One of the things I’ll always remember doing at Starbucks while I waited to order was flipping through the CD rack.
Sometimes you would find new artists like Taylor Swift or Selena Gomez, or other times you would see a Paul McCartney album. Either way, it was something that kept you occupied before you had a chance to order. But now that opportunity will be gone as Starbucks will stop selling CDs at the end of February, according to The Atlantic.
As we all know the music industry has declined recently as people download music online for free or use applications like Pandora or Spotify. Though Starbucks has valid reasoning to stop selling CDs, it is still disappointing to see something we used so often in the early 2000s be thrown to the side soon to be dubbed “obsolete.”
Starbucks not selling CDs anymore may not be a big deal to casual customers, but in the music industry it is a slap in the face. In a world that is rapidly becoming increasingly digital, how are physical discs supposed to compete? I cannot imagine trying to put my foot into the music industry today due to how hard it is to make a living there.
Sometimes I sit down and look at my younger family members on their tablets and iPhones and am amazed at how different their childhood is compared to mine. While I was crying over missing Pokémon on Saturday, they, now, can easily stream shows to watch later. But I, too, am part of the digital world. The last CD I clearly remember buying was Lil Wayne’s “Tha Carter III,” which came out in 2008. After that, I was introduced to LimeWire and Napster and never bought a CD again.

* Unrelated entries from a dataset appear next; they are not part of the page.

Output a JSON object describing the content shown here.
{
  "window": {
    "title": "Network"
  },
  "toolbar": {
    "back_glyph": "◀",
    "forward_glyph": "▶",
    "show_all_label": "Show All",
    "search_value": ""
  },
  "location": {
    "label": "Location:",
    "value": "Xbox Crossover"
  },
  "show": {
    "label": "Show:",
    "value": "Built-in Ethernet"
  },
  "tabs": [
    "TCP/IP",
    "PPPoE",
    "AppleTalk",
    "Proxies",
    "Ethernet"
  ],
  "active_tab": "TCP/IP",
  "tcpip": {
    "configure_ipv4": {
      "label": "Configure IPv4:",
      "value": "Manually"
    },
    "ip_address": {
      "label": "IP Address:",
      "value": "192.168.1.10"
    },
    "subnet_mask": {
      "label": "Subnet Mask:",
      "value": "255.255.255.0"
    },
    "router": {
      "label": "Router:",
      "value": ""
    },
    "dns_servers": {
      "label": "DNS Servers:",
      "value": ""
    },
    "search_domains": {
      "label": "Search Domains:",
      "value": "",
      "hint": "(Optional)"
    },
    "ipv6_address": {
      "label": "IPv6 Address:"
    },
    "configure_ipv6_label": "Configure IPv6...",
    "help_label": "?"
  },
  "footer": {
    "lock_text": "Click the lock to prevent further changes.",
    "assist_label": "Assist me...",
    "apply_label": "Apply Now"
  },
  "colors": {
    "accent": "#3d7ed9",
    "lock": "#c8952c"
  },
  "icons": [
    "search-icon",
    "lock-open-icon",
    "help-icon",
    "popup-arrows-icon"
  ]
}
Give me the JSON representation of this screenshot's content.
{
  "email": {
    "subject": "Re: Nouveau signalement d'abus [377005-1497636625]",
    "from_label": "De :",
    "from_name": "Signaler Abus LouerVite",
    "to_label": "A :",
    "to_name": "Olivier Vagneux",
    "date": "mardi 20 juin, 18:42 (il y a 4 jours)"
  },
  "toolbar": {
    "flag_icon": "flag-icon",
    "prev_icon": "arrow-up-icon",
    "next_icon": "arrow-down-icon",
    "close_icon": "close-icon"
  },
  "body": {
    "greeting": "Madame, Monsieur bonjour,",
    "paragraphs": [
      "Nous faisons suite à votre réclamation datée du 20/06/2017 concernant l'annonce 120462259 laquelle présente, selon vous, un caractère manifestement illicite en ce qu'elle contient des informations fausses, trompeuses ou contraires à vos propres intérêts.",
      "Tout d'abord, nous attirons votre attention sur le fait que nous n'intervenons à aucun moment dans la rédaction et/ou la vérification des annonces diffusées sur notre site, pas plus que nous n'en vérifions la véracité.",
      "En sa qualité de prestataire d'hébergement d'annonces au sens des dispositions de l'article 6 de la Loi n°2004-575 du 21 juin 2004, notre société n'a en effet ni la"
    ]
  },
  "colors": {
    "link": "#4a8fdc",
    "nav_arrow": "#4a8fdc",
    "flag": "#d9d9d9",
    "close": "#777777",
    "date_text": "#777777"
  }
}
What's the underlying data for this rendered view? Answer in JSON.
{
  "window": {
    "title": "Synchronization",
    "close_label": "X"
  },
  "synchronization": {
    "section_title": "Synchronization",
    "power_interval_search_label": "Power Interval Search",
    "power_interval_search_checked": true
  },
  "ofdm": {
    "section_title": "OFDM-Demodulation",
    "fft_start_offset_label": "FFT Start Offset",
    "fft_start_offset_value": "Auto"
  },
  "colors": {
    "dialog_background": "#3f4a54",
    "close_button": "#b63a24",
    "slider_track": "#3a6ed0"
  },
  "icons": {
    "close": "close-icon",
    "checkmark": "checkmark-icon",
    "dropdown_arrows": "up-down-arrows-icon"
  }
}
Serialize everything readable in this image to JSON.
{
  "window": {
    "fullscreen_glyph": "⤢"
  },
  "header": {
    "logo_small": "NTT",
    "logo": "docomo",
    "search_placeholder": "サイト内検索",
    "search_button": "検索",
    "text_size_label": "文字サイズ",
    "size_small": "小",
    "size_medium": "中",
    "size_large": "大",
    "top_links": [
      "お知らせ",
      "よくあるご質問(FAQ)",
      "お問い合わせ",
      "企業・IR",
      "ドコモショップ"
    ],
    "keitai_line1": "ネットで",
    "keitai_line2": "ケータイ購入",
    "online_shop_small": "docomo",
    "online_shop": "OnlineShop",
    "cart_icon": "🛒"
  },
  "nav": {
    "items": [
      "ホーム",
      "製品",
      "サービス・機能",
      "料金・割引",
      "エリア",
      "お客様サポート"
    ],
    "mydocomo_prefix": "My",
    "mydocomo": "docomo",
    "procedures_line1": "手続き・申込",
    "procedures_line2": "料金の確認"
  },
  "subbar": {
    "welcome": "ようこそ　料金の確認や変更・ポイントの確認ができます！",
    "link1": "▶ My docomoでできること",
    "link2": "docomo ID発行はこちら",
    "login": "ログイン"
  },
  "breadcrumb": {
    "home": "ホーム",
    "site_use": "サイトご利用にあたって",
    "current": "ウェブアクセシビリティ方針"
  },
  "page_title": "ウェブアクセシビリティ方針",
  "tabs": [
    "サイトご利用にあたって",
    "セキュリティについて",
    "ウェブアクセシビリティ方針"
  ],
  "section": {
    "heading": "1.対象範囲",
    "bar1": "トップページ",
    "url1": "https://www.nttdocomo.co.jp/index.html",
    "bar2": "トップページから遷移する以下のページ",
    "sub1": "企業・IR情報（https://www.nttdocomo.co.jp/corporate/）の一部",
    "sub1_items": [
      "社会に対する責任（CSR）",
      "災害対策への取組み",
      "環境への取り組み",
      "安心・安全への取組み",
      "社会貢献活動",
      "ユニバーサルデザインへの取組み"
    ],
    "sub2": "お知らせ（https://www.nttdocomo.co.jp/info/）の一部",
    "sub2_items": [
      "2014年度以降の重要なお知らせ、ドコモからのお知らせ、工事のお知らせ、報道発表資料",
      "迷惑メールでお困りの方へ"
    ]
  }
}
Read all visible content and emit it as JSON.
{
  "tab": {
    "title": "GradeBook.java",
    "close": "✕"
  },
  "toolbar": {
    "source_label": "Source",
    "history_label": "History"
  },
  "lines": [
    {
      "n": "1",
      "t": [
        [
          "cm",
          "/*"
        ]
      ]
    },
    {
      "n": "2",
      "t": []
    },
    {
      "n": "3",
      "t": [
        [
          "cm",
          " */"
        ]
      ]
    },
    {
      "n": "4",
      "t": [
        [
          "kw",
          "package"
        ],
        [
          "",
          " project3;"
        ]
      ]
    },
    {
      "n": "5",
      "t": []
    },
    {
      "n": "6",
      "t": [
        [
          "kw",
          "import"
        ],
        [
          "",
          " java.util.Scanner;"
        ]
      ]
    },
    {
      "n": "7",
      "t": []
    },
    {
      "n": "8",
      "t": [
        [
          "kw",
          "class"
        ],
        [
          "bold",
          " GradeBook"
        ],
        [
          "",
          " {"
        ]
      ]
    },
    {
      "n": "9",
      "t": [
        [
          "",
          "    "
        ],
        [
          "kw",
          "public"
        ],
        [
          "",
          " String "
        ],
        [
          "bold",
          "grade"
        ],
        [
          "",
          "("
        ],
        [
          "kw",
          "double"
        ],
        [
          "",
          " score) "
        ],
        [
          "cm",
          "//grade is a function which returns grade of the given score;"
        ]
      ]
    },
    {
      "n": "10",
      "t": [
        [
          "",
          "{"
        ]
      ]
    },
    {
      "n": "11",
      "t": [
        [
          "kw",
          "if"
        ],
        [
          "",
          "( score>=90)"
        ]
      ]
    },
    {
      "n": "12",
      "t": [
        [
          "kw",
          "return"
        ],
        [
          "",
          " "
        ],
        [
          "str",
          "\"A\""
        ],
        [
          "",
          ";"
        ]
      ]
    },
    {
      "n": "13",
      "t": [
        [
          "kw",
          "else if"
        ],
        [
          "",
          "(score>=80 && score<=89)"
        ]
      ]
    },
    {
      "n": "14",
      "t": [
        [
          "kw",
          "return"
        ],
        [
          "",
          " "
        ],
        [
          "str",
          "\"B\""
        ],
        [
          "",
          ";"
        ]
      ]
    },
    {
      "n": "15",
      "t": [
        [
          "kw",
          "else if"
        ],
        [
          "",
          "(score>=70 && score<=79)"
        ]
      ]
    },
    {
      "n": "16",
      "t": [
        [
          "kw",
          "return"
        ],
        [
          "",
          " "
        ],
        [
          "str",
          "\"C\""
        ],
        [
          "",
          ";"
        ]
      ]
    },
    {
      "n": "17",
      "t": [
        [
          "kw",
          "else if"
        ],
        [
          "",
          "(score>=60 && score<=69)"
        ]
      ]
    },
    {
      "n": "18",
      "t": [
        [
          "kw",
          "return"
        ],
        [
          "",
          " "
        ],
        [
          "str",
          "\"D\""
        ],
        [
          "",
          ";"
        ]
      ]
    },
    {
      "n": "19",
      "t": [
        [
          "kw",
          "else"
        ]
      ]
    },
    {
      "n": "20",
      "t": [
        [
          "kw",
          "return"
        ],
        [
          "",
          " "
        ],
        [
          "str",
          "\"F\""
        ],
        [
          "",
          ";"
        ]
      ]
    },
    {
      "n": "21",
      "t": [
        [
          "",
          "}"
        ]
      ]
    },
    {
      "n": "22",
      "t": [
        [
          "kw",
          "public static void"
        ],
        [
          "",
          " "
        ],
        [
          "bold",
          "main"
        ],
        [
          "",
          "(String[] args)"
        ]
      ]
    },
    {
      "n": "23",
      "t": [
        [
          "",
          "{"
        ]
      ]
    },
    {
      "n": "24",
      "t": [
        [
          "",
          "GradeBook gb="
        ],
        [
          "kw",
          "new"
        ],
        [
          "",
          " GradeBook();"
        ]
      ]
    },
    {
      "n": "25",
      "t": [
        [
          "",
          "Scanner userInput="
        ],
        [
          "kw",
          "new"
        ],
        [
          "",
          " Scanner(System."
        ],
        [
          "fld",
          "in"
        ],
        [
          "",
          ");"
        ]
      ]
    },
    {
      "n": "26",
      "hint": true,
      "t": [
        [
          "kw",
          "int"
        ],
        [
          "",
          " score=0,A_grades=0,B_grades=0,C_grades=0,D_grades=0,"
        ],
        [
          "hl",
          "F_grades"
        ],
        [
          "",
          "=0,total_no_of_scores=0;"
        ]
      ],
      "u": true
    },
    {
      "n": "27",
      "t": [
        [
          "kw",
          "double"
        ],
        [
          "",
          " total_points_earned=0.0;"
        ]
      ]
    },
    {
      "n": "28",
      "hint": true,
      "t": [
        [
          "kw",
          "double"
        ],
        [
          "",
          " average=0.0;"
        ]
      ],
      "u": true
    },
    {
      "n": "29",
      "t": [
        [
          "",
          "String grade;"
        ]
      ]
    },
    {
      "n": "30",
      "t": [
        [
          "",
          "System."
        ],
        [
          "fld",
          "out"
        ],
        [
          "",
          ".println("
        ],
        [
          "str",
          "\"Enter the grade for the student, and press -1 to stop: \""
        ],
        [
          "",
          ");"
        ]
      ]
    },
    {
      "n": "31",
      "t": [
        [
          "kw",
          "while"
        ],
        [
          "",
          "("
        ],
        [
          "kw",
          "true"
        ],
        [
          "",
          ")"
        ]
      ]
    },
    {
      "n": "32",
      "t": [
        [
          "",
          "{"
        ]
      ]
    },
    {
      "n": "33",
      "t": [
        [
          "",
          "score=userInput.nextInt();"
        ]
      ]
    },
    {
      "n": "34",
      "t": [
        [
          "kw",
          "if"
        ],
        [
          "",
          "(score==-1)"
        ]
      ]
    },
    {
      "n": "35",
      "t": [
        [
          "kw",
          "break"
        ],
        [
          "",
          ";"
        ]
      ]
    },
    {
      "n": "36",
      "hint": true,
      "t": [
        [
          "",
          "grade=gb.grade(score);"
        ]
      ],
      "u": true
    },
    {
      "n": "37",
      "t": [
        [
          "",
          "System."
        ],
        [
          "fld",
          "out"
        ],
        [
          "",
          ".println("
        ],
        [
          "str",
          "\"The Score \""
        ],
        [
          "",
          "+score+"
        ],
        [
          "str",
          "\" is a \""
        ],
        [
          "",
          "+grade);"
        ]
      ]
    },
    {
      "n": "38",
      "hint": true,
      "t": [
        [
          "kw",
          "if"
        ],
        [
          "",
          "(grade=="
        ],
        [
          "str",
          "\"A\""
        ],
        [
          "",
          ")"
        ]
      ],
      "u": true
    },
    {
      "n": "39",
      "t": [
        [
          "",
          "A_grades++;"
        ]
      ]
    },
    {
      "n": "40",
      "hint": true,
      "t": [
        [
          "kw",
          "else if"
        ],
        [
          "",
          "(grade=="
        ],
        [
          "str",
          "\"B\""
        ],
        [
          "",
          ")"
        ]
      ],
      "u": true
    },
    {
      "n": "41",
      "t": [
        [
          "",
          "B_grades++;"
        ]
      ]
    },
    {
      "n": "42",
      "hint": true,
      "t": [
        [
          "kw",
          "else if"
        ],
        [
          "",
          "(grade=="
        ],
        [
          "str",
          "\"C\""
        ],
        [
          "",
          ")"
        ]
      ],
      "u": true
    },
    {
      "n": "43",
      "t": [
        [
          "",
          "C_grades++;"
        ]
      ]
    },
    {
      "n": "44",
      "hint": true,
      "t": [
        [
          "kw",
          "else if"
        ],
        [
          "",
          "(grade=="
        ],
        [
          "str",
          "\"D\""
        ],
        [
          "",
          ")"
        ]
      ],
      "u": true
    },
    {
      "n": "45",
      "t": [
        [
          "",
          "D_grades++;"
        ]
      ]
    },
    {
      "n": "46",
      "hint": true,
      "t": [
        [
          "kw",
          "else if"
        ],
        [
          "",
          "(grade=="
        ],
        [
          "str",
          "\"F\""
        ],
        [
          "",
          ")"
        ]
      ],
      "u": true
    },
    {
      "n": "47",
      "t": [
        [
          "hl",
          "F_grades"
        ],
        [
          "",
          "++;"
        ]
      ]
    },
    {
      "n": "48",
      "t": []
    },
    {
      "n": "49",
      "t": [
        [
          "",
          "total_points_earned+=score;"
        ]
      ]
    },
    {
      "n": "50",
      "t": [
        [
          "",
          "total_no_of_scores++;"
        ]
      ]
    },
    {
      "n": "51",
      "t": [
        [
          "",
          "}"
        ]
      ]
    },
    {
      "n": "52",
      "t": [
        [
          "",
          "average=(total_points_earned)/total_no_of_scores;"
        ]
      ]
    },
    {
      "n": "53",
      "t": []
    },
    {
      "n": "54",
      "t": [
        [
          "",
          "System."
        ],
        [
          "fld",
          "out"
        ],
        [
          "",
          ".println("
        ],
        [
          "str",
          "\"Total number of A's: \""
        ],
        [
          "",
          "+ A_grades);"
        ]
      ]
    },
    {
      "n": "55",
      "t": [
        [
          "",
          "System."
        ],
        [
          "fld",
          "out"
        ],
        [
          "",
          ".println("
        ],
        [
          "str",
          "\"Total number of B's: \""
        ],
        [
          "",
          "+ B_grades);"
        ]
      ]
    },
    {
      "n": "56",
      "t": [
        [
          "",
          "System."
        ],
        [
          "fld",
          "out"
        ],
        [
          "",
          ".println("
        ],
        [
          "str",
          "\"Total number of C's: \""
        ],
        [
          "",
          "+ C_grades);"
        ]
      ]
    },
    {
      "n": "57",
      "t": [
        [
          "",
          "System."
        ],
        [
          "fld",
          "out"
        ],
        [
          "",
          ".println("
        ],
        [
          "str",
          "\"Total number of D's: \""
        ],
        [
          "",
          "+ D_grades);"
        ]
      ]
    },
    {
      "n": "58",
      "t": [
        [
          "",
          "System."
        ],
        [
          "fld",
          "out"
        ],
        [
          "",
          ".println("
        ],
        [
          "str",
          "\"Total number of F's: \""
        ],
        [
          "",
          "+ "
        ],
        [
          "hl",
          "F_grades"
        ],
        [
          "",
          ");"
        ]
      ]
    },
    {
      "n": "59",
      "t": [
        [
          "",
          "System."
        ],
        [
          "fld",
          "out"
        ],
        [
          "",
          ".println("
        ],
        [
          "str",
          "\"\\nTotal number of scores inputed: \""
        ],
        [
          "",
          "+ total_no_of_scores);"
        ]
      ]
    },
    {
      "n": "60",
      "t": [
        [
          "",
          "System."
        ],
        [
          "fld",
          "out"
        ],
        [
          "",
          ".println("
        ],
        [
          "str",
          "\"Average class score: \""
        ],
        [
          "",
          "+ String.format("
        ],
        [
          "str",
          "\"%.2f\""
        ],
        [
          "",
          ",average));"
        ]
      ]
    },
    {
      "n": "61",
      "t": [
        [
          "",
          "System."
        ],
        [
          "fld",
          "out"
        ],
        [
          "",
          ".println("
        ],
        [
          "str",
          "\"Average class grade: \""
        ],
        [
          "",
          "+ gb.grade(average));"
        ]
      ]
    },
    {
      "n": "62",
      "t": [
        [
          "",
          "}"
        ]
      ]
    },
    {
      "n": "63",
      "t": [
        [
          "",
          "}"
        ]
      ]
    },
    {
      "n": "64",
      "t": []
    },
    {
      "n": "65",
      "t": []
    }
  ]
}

I don’t think that it is possible to stop ourselves from being drawn to the new and shiny devices that Apple and Google place in front of us but I do hope we don’t forget about the little things that once made up the music industry.